Source Talks is a series where we discuss deal origination with PE and M&A pros, in collaboration with David M. Toll.
In this episode David speaks with Steve Hunter, Managing Director at TM Capital, about the change in mindset COVID had on founder-owned businesses and the resulting shifts in the market impacting Private Equity firms.
Machine generated transcript below:
Steve, tell us a little bit about TM Capital and the kinds of things that you do there.
TM Capital is a fairly traditional middle market sell side investment bank. We were founded in 1989 in New York. Today, we’ve got three offices in New York, Boston and Atlanta. We have slightly under 40 employees and we cover five industry sectors; industrials, consumer, business services, technology and health care.
Talk a little bit about some of the newer trends that you’re seeing that that are generating deal opportunities for private equity firms today.
I think the two things that we’ve seen that have really come to the forefront, one is sort of the focus on growth. An example would be we sold a tissue manufacturer called Sun Paper to a portfolio company of Gridiron Capital. And, you know, it’s a family-owned business. The family had been thinking about doing something. And, you know, because of the demand for with everyone at home and the demand for toilet paper and tissue and paper towels, you know, the company was just having an unbelievable year, I’d say.

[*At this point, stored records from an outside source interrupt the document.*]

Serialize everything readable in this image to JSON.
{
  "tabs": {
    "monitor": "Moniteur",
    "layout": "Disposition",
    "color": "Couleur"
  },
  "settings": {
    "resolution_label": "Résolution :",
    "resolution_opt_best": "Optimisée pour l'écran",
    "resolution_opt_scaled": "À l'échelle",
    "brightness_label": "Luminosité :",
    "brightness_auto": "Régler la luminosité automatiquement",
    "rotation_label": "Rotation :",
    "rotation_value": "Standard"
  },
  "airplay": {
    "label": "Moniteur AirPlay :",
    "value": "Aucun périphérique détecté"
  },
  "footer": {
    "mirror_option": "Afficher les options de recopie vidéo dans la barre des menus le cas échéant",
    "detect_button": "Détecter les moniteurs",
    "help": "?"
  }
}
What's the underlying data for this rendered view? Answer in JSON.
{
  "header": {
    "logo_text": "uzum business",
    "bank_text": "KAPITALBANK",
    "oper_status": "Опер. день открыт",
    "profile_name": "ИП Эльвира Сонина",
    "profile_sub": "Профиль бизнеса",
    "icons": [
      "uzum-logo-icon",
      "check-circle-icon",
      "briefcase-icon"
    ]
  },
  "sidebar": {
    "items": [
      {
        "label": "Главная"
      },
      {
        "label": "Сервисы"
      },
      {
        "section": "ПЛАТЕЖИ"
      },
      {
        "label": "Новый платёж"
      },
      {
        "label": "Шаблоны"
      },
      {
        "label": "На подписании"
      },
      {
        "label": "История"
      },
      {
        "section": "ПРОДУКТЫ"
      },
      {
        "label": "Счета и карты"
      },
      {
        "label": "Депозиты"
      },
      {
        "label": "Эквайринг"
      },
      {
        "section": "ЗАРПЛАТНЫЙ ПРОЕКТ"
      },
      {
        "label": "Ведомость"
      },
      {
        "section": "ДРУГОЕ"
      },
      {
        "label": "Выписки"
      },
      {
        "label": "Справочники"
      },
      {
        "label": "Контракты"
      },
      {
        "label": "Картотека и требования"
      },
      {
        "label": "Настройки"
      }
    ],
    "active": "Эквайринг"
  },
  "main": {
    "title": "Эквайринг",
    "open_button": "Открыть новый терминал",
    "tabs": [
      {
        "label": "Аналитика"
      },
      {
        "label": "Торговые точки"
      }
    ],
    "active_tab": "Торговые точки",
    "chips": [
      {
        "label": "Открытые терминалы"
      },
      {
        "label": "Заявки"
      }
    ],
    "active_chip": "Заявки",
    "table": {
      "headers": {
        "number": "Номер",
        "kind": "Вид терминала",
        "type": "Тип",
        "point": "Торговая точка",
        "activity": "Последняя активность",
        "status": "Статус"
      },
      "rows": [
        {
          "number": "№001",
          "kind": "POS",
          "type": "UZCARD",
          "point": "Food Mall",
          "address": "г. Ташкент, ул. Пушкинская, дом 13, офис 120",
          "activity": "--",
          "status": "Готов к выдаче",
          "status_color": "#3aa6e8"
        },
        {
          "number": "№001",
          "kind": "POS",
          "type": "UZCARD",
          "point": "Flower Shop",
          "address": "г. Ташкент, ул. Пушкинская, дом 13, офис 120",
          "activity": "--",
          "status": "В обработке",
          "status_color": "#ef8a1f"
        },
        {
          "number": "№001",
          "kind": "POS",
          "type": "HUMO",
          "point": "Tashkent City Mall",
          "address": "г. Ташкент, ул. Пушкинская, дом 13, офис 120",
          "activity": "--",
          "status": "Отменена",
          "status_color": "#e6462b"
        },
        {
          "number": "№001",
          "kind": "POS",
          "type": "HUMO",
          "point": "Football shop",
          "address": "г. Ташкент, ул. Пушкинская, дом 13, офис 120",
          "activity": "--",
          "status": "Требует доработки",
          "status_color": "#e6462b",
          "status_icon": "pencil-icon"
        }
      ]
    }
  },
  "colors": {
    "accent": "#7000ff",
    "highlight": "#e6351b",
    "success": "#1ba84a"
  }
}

The second is, you know, once the dust started to settle on COVID, say, in April and May, you know, from April 1st through really the end of September, October, almost all of our inbound inquiries were from founders, you know, with very little activity from private equity sponsors. And I think there were two things driving that.
One is most of the private equity sponsors felt like the credit markets were really still pretty adversely affected by COVID. So if there was a business they were going to bring to market last year and they were going to be able to get four or five, maybe six times leverage on it, they just didn’t feel like they were going to get that now.
And more importantly, I think the founders, they kind of viewed it as what we saw was a lot of founders who had been thinking about doing something but hadn’t pulled the trigger on it. They got through COVID with without a lot of disruption or they were able to get through COVID without being severely impacted.
And the minute they had the time to do it, they said, you know what, I’ve had enough of this. I’ve had sort of a near-death experience. The business has survived, OK? I almost missed my window. It’s time to do something. I think those two things have really also gotten a lot of business owners and private equity people thinking, you know what, 2021 might be a really good time to have an exit.
So our pipeline is as strong as it has ever been as we head into 2021.